Melvin was a little monster boy who lived with his Mummy, a face-less, fully-bandaged mummy wearing a dress, apron and a fashionable head of red hair, and his Baddy, a hulking, ape-like monster with huge sloping shoulders and arms made for strangling. Melvin was a very good little boy which, of course, made him a very bad little monster, and his insistence on going to school, doing homework and practicing good deeds infuriated his father, teacher and most everyone else in his home town of Monsterville.
Not even Melvin’s pet crocodile Cleopatara liked him; she spent all her time trying to devour him.
Despite his put-upon, outsider status, Melvin remained cheerful, and Stanley mined humor out of the simple inversions of human society and monster society, and the clash between Melvin’s goodness and his community’s badness.
This book features the first half of the comics run, in which Melvin tries to go to school despite his teacher’s attempts to keep him out of Monsterville’s little black school house, a couple of trips to the human world, some pretty painful playing in the backyard, an encounter with some particularly fierce mice in the pantry and several situations in which our hero needs help from his incompetent guardian demon.

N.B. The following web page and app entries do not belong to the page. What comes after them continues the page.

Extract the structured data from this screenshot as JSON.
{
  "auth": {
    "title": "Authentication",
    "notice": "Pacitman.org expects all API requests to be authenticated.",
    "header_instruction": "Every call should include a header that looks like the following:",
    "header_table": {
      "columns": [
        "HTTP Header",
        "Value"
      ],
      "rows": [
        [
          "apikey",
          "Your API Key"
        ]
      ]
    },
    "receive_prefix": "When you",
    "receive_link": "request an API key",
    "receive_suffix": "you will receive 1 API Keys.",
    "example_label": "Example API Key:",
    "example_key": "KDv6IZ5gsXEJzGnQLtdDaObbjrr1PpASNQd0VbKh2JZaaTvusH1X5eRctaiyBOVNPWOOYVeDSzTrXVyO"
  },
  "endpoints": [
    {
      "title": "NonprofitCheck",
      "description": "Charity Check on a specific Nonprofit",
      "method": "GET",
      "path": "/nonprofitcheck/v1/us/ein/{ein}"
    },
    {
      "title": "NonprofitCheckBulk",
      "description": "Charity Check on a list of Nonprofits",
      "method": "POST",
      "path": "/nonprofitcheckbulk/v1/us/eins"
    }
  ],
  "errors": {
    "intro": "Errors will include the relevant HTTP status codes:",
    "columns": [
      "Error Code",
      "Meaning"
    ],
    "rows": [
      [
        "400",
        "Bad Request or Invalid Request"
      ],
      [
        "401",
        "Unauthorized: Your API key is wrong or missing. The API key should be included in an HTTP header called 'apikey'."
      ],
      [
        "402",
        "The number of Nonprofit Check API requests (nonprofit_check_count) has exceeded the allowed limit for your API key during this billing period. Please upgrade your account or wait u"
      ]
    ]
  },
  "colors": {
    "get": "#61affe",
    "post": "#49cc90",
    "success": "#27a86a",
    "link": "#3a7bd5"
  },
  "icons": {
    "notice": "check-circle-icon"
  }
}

These stories are pretty timeless—more timeless than the Little Lulu ones, given the more fantastic and foreign setting make them harder to place—and I imagine they would be as perfect for a kid in 2009 as they would have been in 1965 or 1985.
The large, hardcover format, however, makes the book seem geared towards an adult audience, and while adults might not enjoy the stories in quite the same way a child might, they’re quite charmingl, and the book has a great deal of value as a historical record and an example of some flat-out amazing cartooning.
The stories are a ton of fun to read, but, if you’re interested in things like the mechanics or comics or character design, you can literally flip to any page at random and just stare at Stanley’s accomplishments, and try to disassemble them in your mind.
And Drawn and Quarterly certainly paid attention to the book-as-three-dimensional-piece-of-art aspect. It’s designed by John Stanley fan Seth, and has a smooth, leather-esque feel to the cover (Sorry, I don’t know enough about book design and production to know what material it actually is; I just know I like touching it). It’s all green and black, like Melvin, with a close-up image of the little monster boy on it, and raised, silver type on the title. The inside covers feature a check-pattern in which squares of Melvin making a variety of expressions alternate with squares of the John Stanely Library logo, and there are several pages of Seth playing with the contrast between white eyes and dark figures in a cartoonish monster in the dark setting. It’s really just a gorgeous looking book.
The stories themselves bear the slightly yellowed, pulpy look of old comics, so that the end result is a little like someone simply bound some of the old Dell books, and Seth illuminated the pages before and after them. Which I guess is kind of what happened.
It certainly bodes quite well for future John Stanley Library collections.